The legacy of the hostile environment policy
Despite the blatant urgency to address the increasing prevalence of human trafficking, we’re witnessing a global decline in the rate of convictions. In the UK the Home Office’s decision to reclassify human trafficking as an illegal immigration issue has been widely criticised by NGOs and charities that work with survivors. The government’s focus has shifted away from its aims to tackle this heinous crime by deprioritising it and rendering it as merely ‘illegal migrants ‘gaming’ the system.' The decision is the product of the slow-brewing xenophobia and racism that saw the implementation of the inhumane hostile environment policy during the Brexit campaign. The decision to reclassify human trafficking is a major step back in tackling this issue nationally. This change of narrative around what is human trafficking is not only an issue within the UK, but all over Europe. The UN have raised concerns about how this crime is being investigated, commenting on how ‘racist stereotyping and xenophobia limit the impact of prevention measures’ against human trafficking. Victims of this crime now face criminalisation more than ever. Having such such a limited understanding on what a victim of human trafficking looks like serves as a major deterrent to those in desperate need of help. Many now fear persecution due to acts committed while being trafficked or deportation back to the countries they fled.
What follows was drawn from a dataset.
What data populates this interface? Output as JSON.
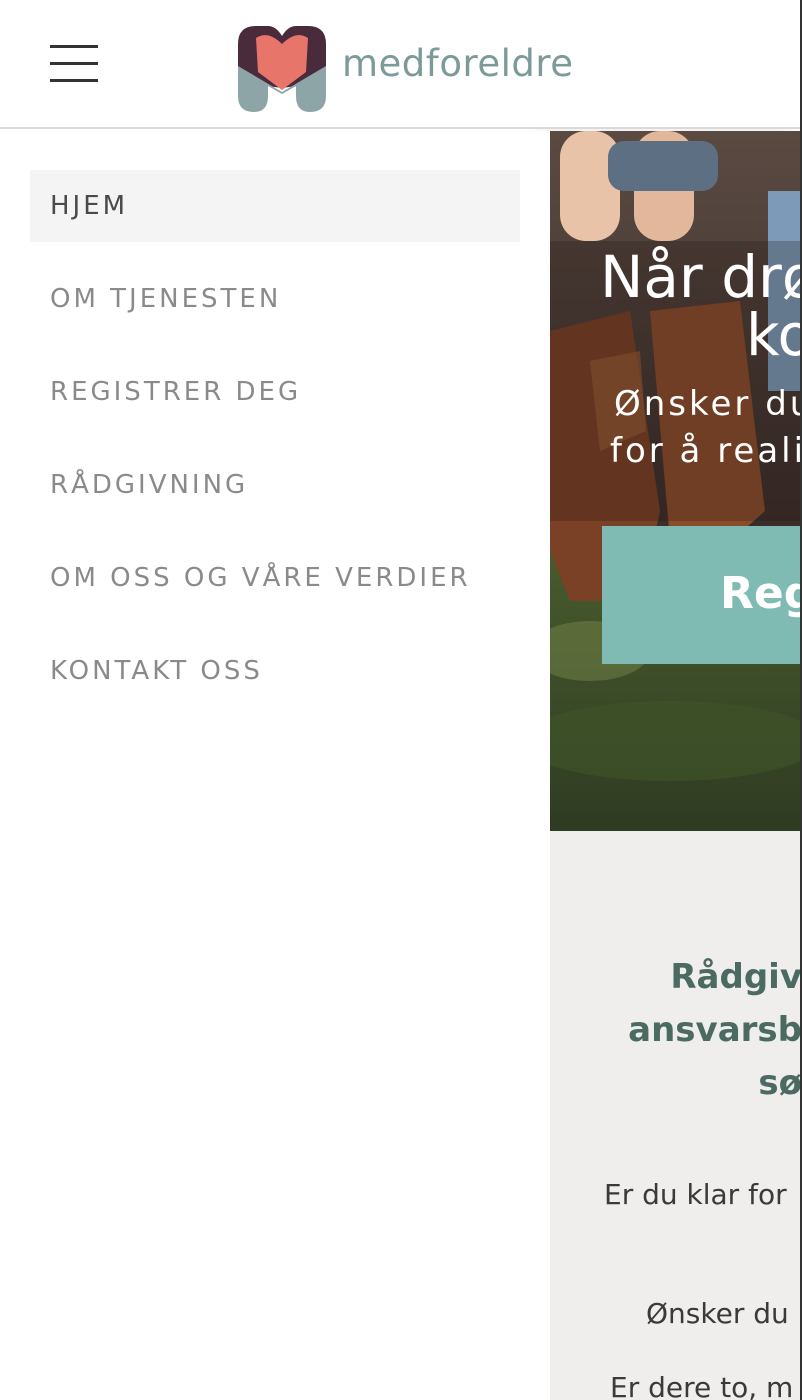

Ways you can you help
We can all do our part to promote social justice to human trafficker survivors. Start by identify what inequalities are still rampant within your local communities and find out different ways you can offer your support. Why not be an ally to a cause that resonates with you?
You can also:
- Fundraise or volunteer for a charity focused on tackling gender bias, poverty, homelessness, racial discrimination, homophobia, and transphobia or an other social injustice.
- Get involved with initiatives run by your local council that promote human rights for all.
- Share content and information on your social media platforms that raise awareness about inequalities in society
- Be an ally, get involved and be supportive of marginalised communities that may not have a voice
- Watch CCAT’s very own Spot the Signs video to learn how to identify the methods of human traffickers